The retrenchment in cross-border capital flows and trade may be less dire than it seems
Twilight at the Port of Hamburg, Germany.
THE two decades following the Cold War were celebrated and decried as the era of globalization. Cross-border movement of capital, goods, and people expanded inexorably. Between the fall of the Berlin Wall in 1989 and the early onset of the global financial crisis in 2007, international capital flows grew from 5 percent of global GDP to 21 percent; trade leaped from 39 percent to 59 percent; and the number of people living outside their country of birth jumped by more than a quarter.

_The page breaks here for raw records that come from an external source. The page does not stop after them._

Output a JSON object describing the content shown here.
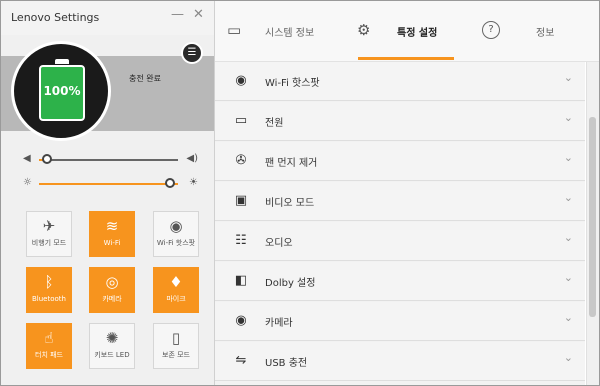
{
  "window": {
    "title": "Lenovo Settings",
    "minimize": "—",
    "close": "✕"
  },
  "battery": {
    "percent": "100%",
    "status": "충전 완료",
    "level": 1.0
  },
  "volume": {
    "level": 0.06
  },
  "brightness": {
    "level": 0.94
  },
  "quick_toggles": [
    {
      "label": "비행기 모드",
      "icon": "airplane-icon",
      "glyph": "✈",
      "on": false
    },
    {
      "label": "Wi-Fi",
      "icon": "wifi-icon",
      "glyph": "≋",
      "on": true
    },
    {
      "label": "Wi-Fi 핫스팟",
      "icon": "hotspot-icon",
      "glyph": "◉",
      "on": false
    },
    {
      "label": "Bluetooth",
      "icon": "bluetooth-icon",
      "glyph": "ᛒ",
      "on": true
    },
    {
      "label": "카메라",
      "icon": "camera-icon",
      "glyph": "◎",
      "on": true
    },
    {
      "label": "마이크",
      "icon": "microphone-icon",
      "glyph": "♦",
      "on": true
    },
    {
      "label": "터치 패드",
      "icon": "touchpad-icon",
      "glyph": "☝",
      "on": true
    },
    {
      "label": "키보드 LED",
      "icon": "keyboard-led-icon",
      "glyph": "✺",
      "on": false
    },
    {
      "label": "보존 모드",
      "icon": "conservation-mode-icon",
      "glyph": "▯",
      "on": false
    }
  ],
  "tabs": [
    {
      "label": "시스템 정보",
      "icon": "monitor-icon",
      "glyph": "▭",
      "active": false
    },
    {
      "label": "특정 설정",
      "icon": "gear-icon",
      "glyph": "⚙",
      "active": true
    },
    {
      "label": "정보",
      "icon": "help-icon",
      "glyph": "?",
      "active": false
    }
  ],
  "settings": [
    {
      "label": "Wi-Fi 핫스팟",
      "icon": "hotspot-icon",
      "glyph": "◉"
    },
    {
      "label": "전원",
      "icon": "power-plug-icon",
      "glyph": "▭"
    },
    {
      "label": "팬 먼지 제거",
      "icon": "fan-icon",
      "glyph": "✇"
    },
    {
      "label": "비디오 모드",
      "icon": "video-icon",
      "glyph": "▣"
    },
    {
      "label": "오디오",
      "icon": "audio-equalizer-icon",
      "glyph": "☷"
    },
    {
      "label": "Dolby 설정",
      "icon": "dolby-icon",
      "glyph": "◧"
    },
    {
      "label": "카메라",
      "icon": "webcam-icon",
      "glyph": "◉"
    },
    {
      "label": "USB 충전",
      "icon": "usb-icon",
      "glyph": "⇋"
    }
  ],
  "chevron": "⌄",
  "colors": {
    "accent": "#f7941e",
    "battery": "#2db24a"
  }
}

But today the picture is more complex. International flows of capital have collapsed. Trade has stagnated. Only the cross-border movement of people marches on.
Do these developments portend the start of a new era—perhaps one of deglobalization? Such a reversal is possible: the rapid globalization of the late 19th century gave way to the deglobalization of the early 20th. And yet, in the absence of a shock comparable to World War I or the Great Depression of the 1930s, history seems unlikely to repeat itself. A look beyond the headlines suggests that globalization is changing rather than stagnating or reversing.
Forbes, Kristin, Dennis Reinhardt, and Tomasz Wieladek, 2016, “The Spillovers, Interactions, and (Un)Intended Consequences of Monetary and Regulatory Policies,” NBER Working Paper 22307 (Cambridge, Massachusetts: National Bureau of Economic Research).
Hufbauer, Gary, and Euijin Jung, 2016, “Why Has Trade Stopped Growing? Not Much Liberalization and Lots of Microprotection,” Peterson Institute for International Economics report (Washington).
Lund, Susan, Toos Daruvala, Richard Dobbs, Philipp Härle, Ju-Hon Kwek, and Ricardo Falcón, 2013, Financial Globalization: Retreat or Reset? (Washington: McKinsey Global Institute).
Manyika, James, Susan Lund, Jacques Bughin, Jonathan Woetzel, Kalin Stamenov, and Dhruv Dhingra, 2016, Digital Globalization: The New Era of Global Flows (Washington: McKinsey Global Institute).